Although radiotherapy often with chemotherapy has been shown to offer a survival benefit comparable with that of radical cystectomy in select patients with bladder cancer, the development of radiosensitization strategies may significantly enhance its application. Notably, emerging preclinical evidence has indicated the involvement of androgen receptor (AR) signaling in urothelial cancer progression. We here assessed whether AR signals could contribute to modulating radiosensitivity in bladder cancer cells. Ionizing radiation reduced the numbers of viable cells or colonies of AR-negative lines more significantly than those of AR-positive lines. Similarly, in AR-positive cells cultured in androgen-depleted conditions, dihydrotestosterone treatment lowered the effects of irradiation. Meanwhile, an antiandrogen hydroxyflutamide enhanced them in AR-positive cells cultured in the presence of androgens. AR knockdown or hydroxyflutamide treatment also resulted in a delay in DNA double-strand break repair 4-24 hours after irradiation. We then established "radiation-resistant" sublines and found considerable elevation of the expression of AR as well as DNA repair genes, such as ATR, CHEK1, and PARP-1, in these sublines, compared with respective controls. Furthermore, dihydrotestosterone induced the expression of these DNA repair genes in irradiated AR-positive cells, and hydroxyflutamide antagonized the androgen effects. Finally, in a mouse xenograft model, low-dose flutamide was found to enhance the inhibitory effects of irradiation, and its tumor size was similar to that of AR knockdown line with radiation alone. These findings suggest that AR activity inversely correlates with radiosensitivity in bladder cancer.

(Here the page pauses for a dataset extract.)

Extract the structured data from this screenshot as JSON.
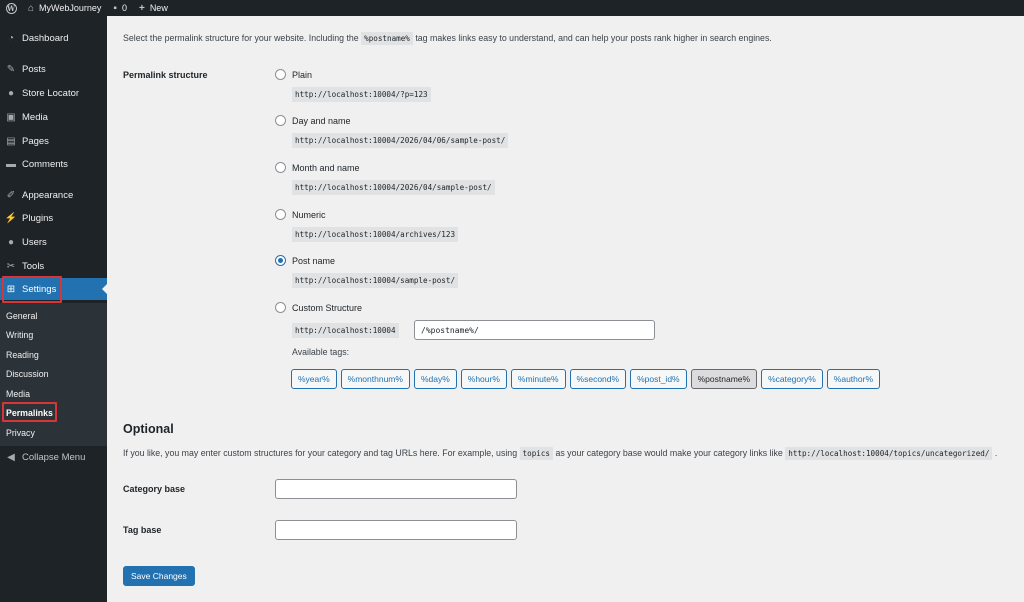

Accordingly, antiandrogenic drugs may function as sensitizers of irradiation, especially in patients with AR-positive urothelial cancer.
ASJC Scopus subject areas
- Cancer Research